START Available records

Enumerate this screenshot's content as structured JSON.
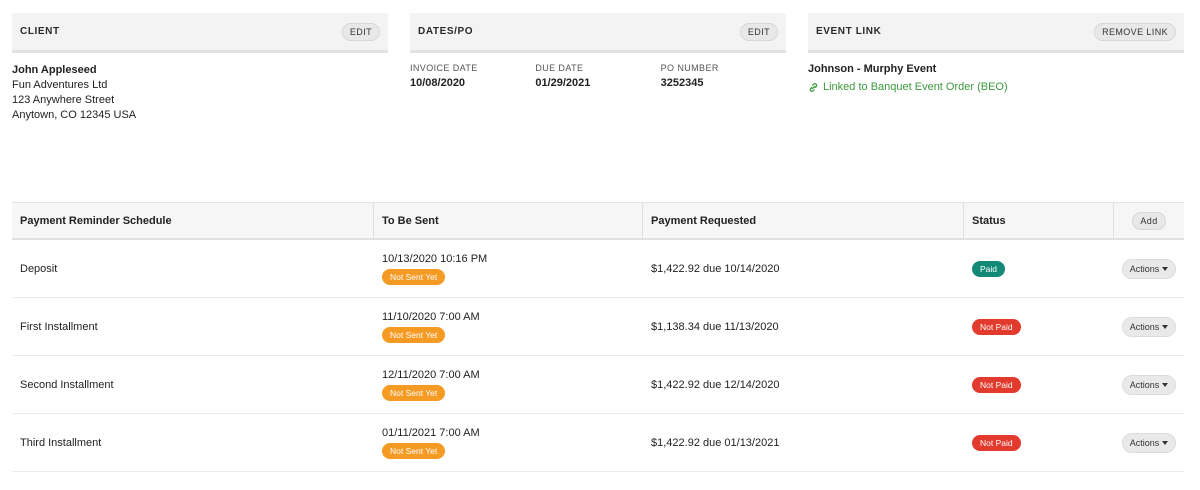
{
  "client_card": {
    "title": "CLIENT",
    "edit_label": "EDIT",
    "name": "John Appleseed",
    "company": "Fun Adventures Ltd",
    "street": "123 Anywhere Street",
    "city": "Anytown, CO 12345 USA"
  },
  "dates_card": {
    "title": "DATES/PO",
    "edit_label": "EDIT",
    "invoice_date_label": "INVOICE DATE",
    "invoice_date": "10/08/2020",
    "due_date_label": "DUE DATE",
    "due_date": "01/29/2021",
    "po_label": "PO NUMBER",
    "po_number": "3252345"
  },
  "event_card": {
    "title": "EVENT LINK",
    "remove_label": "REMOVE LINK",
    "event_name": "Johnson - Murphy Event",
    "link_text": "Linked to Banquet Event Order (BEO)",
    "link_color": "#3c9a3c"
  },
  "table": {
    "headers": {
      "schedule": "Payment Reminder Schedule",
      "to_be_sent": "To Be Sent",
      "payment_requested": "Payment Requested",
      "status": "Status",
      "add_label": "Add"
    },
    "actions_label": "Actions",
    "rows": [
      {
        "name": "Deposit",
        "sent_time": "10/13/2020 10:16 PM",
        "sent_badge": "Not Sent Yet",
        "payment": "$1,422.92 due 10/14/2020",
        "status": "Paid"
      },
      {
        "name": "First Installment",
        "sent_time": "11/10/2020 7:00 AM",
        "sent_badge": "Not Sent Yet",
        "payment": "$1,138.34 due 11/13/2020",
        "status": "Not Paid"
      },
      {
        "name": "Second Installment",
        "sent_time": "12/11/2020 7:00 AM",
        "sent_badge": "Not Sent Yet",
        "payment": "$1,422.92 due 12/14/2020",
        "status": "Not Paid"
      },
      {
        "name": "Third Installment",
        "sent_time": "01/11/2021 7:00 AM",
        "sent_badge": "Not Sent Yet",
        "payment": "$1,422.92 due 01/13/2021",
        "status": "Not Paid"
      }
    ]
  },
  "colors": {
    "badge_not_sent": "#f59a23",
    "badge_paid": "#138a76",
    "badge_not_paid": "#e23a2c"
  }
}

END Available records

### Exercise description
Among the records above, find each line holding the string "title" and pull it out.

### Output
    "title": "CLIENT",
    "title": "DATES/PO",
    "title": "EVENT LINK",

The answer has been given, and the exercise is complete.